• _YOUR ASSIGNMENT_
For each line in the data that includes "this", make a copy.

• _INPUT RECORDS_
# # # # # # #
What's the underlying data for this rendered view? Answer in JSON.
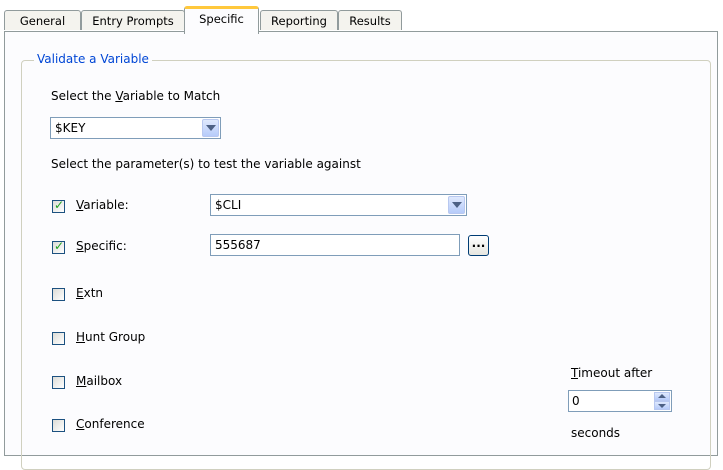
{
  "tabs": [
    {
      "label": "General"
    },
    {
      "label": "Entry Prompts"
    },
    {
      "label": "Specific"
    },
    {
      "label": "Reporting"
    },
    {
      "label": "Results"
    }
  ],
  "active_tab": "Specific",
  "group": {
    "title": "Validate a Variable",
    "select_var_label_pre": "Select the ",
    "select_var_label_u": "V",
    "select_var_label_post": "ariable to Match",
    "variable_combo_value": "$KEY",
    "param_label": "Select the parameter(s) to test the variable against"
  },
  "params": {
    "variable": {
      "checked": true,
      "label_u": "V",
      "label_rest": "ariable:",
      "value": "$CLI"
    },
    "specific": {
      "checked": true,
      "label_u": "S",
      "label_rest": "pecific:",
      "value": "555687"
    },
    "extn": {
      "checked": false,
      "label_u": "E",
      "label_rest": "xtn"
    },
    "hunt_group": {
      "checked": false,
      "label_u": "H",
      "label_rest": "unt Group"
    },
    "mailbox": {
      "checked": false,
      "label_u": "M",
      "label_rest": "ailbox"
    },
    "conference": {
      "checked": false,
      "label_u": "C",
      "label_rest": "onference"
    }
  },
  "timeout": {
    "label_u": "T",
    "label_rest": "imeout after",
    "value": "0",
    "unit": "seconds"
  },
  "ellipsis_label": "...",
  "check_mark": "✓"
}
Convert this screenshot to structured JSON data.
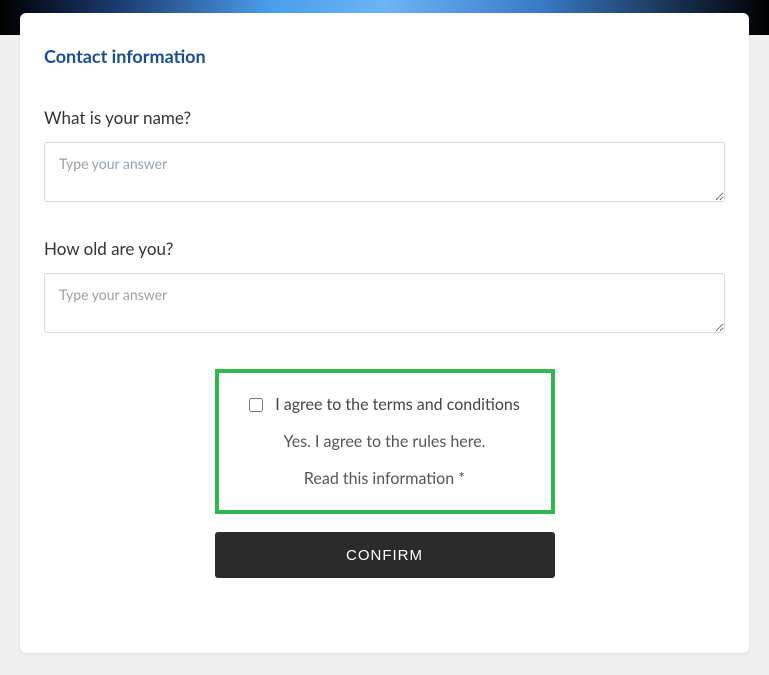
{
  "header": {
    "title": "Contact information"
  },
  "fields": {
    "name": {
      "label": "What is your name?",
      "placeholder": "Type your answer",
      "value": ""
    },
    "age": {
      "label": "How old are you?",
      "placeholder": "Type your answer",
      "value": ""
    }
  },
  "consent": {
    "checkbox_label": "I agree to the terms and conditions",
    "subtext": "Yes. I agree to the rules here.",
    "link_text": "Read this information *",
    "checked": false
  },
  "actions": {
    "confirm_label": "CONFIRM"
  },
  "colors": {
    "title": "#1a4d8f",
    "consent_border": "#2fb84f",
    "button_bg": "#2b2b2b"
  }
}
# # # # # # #
• _RESPONSE TO THE TASK_
What's the underlying data for this rendered view? Answer in JSON.
Convert this screenshot to structured JSON data.
    "link_text": "Read this information *",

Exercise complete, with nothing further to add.